With Australia having one of the highest levels of household debt
in the world, it’s unsurprising that lenders take a good hard look at your serviceability. In other words, your ability to meet your home loan repayments.
A common factor in determining how much you can borrow is to look at your loan-to-value ratio (LVR), which is how much deposit you have compared to the size of the loan. Lenders also determine your serviceability by scrutinising your expenses and liabilities compared to your income.
Home loan serviceability in the personal finance world means the amount in dollars required to pay for your home loan payment each month. If you cannot afford this, you will have difficulty meeting your mortgage repayments and may even be unable to keep up with other financial commitments like utilities and groceries.
How your serviceability is assessed
Different lenders have different criteria for this assessment, but Net Service Ratio (NSR) is a standard industry measure. NSR is a measure of the difference between after-tax income and expenses. It measures your ability to service the additional debt of a home loan after calculating your existing debts and living expenses.
Your serviceability tells lenders how likely you are to be able to pay off your debt based on your current income. If lenders know about your regular financial commitments and expenses, it gives them an accurate assessment of the amount of loan you can manage.
To calculate the NSR, lenders add up your after-tax income, including all sources like any rental income. They then subtract the amount of loan you have applied for, plus your existing expenses (like credit card liabilities and day-to-day living expenses). The proposed loan will be calculated a test rate, which is higher than the current rate you applied for. That means if you sign up for a $500,000 loan with an interest rate of 2.5% p.a., you’ll be assessed on your ability to pay off that same loan at a higher rate.

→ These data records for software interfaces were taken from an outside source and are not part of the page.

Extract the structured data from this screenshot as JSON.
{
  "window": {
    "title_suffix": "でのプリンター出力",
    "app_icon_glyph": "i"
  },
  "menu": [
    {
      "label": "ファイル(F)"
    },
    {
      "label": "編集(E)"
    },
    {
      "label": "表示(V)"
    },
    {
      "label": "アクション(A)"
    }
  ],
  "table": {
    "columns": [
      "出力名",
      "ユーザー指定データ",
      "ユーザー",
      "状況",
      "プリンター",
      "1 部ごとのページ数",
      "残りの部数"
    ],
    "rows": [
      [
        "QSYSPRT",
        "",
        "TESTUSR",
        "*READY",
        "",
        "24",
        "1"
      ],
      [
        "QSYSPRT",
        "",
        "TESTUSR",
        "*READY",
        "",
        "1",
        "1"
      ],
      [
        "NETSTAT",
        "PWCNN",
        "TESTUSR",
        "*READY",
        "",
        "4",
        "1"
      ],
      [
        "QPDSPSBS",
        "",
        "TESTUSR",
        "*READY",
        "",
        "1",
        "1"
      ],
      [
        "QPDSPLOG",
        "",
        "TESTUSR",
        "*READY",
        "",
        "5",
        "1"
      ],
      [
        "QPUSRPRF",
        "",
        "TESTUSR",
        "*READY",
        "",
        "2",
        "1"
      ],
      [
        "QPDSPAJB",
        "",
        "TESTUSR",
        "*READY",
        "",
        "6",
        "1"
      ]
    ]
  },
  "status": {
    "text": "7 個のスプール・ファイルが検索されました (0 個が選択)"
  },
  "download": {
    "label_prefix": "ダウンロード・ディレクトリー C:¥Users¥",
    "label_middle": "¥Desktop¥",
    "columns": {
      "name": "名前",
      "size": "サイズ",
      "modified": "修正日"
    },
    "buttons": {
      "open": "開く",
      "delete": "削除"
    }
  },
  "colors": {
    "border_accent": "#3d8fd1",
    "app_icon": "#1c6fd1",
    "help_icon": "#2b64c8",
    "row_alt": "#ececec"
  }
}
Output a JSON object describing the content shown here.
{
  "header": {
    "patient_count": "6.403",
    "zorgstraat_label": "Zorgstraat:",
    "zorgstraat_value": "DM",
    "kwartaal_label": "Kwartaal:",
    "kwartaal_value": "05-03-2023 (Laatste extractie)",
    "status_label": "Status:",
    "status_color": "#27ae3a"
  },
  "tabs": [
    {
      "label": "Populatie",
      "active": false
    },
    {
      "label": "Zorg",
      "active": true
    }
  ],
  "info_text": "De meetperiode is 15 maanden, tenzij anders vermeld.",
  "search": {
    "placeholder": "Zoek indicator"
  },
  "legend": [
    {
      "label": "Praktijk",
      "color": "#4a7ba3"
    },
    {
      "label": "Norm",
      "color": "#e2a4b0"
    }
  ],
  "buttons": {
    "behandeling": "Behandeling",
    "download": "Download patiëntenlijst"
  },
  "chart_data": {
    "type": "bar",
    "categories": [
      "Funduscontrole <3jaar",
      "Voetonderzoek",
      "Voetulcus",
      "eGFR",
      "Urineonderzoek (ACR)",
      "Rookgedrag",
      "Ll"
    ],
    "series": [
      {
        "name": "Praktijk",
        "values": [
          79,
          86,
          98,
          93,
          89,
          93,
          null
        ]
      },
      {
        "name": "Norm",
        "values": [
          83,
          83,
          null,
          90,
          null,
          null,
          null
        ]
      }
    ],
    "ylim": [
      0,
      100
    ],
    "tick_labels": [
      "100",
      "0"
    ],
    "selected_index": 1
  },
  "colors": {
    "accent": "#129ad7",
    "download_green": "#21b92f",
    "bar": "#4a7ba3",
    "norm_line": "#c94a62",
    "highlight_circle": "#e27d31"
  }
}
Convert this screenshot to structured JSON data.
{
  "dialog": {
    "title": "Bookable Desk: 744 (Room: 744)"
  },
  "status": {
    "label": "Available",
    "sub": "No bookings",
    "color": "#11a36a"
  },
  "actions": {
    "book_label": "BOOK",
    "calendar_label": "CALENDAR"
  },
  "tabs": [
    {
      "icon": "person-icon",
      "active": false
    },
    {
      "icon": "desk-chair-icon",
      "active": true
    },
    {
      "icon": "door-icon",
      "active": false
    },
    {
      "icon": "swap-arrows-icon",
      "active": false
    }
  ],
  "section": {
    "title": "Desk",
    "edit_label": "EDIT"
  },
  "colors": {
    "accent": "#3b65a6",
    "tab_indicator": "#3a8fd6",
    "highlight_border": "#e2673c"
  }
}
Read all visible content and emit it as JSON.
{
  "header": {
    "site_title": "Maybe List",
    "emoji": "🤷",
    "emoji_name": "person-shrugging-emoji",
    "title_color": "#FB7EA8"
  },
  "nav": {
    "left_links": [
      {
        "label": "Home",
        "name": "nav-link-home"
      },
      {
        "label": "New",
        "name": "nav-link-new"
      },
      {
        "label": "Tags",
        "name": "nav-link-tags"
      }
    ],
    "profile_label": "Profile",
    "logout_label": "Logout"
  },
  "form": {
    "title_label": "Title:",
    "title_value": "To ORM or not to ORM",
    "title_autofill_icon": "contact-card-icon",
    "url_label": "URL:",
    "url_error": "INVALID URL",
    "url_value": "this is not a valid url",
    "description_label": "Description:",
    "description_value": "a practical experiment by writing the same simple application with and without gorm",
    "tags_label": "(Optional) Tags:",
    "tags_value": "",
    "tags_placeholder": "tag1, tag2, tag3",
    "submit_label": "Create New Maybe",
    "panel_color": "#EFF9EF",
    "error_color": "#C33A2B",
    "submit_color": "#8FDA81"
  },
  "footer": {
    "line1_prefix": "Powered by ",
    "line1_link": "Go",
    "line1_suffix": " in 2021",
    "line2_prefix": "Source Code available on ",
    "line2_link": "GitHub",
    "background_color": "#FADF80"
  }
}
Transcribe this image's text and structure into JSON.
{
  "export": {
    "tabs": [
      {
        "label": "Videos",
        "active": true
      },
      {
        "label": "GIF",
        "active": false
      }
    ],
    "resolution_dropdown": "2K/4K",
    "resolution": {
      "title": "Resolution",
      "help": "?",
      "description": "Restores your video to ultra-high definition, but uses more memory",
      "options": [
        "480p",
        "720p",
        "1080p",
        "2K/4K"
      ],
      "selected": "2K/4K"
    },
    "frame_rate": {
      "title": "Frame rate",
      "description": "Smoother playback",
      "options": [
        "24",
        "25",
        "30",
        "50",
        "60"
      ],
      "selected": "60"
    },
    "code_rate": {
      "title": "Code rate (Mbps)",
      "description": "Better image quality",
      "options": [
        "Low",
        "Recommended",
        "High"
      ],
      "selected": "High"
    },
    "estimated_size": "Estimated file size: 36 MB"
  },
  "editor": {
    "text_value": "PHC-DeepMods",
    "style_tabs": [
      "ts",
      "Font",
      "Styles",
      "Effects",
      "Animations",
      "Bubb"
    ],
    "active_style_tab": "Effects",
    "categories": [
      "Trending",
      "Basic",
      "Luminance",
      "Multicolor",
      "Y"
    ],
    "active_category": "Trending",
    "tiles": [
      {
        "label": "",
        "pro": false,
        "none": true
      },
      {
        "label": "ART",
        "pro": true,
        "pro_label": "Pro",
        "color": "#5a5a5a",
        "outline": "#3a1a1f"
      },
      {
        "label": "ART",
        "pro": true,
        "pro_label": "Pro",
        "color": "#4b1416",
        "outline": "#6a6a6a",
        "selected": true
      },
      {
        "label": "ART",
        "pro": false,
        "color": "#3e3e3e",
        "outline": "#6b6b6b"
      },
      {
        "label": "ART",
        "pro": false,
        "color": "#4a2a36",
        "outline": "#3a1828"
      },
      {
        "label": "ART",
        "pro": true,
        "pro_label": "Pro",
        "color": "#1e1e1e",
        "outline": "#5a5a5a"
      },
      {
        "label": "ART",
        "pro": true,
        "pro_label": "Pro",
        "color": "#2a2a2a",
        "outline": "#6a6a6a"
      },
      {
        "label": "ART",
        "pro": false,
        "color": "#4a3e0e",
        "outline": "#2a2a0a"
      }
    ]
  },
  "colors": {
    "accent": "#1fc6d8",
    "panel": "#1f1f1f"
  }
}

Living expenses are now calculated via a minimum benchmark known as the Household Expenditure Measure (HEM). Expenses like entertainment, groceries, utility bills, streaming services, subscriptions and insurance premiums are added up to assess whether you’re prone to spending above your means.
You’ll likely pass the serviceability test If there is a surplus after adding these declared and verified living expenses. Because lenders vary in their approaches to calculating NSR, don’t be surprised if you pass the test with one lender, but not another.
Why serviceability is so important
Utilise tools like the Yellow Brick Road “How much can I borrow?
” calculator, which can show some of the factors that influence a lender’s decision.
These tools highlight the essential
details a lender will ask for and scrutinise, because it’s the information they need to measure your ability to meet mortgage repayments under a proposed loan agreement, without finding yourself in financial hardship.
Emergencies happen. A job loss, unexpected bill, health scares on top of maintaining your mortgage repayments means that you want to ensure you’re not agreeing to a loan that leaves you with no wiggle room to continue saving. It’s for this reason that lenders like to add in an extra margin when calculating your loan serviceability.
The keys to increasing your serviceability
Your loan serviceability will vary from lender to lender and the specific assessment criteria they employ, however, there a few simple things you can do to put yourself in the best position when you submit your loan application to increase your serviceability.
Spend within your means:
a lender is going to scrutinise your living expenses, so the earlier you get on top of your everyday expenses, the better. Luckily we have 7 simple savings hacks you can start today.
Increase your income:
The most obvious way to increase your serviceability (though by no means the easiest) is to increase the amount of money you earn. You could do this by asking your employer for a raise, applying for a higher paying job, or even taking on a second job.
Reduce your expenses:
Lenders will scrutinise your spending habits over the three months prior to applying for a home loan, so if you want to boost your borrowing power you’ll have to rein in any unnecessary purchases and show you can be responsible with your money.
If you have any existing debt, try to pay it off as soon as possible. If you’re not sure where to start, identify which debt is accruing the most interest and tackle that one first.
Lower your credit limits:
When determining your serviceability, lenders will usually calculate your minimum monthly repayment at 3% of your approved credit card limit. High credit limits don’t go over well, so try to reduce them where you can. And if you have any unused cards it’s a good idea to cancel them too.
Contact your qualified home loan experts to find out more about loan serviceability. We stay up to date with the latest loan application criteria used by lenders so we can advise you on the most suitable lenders for your personal situation.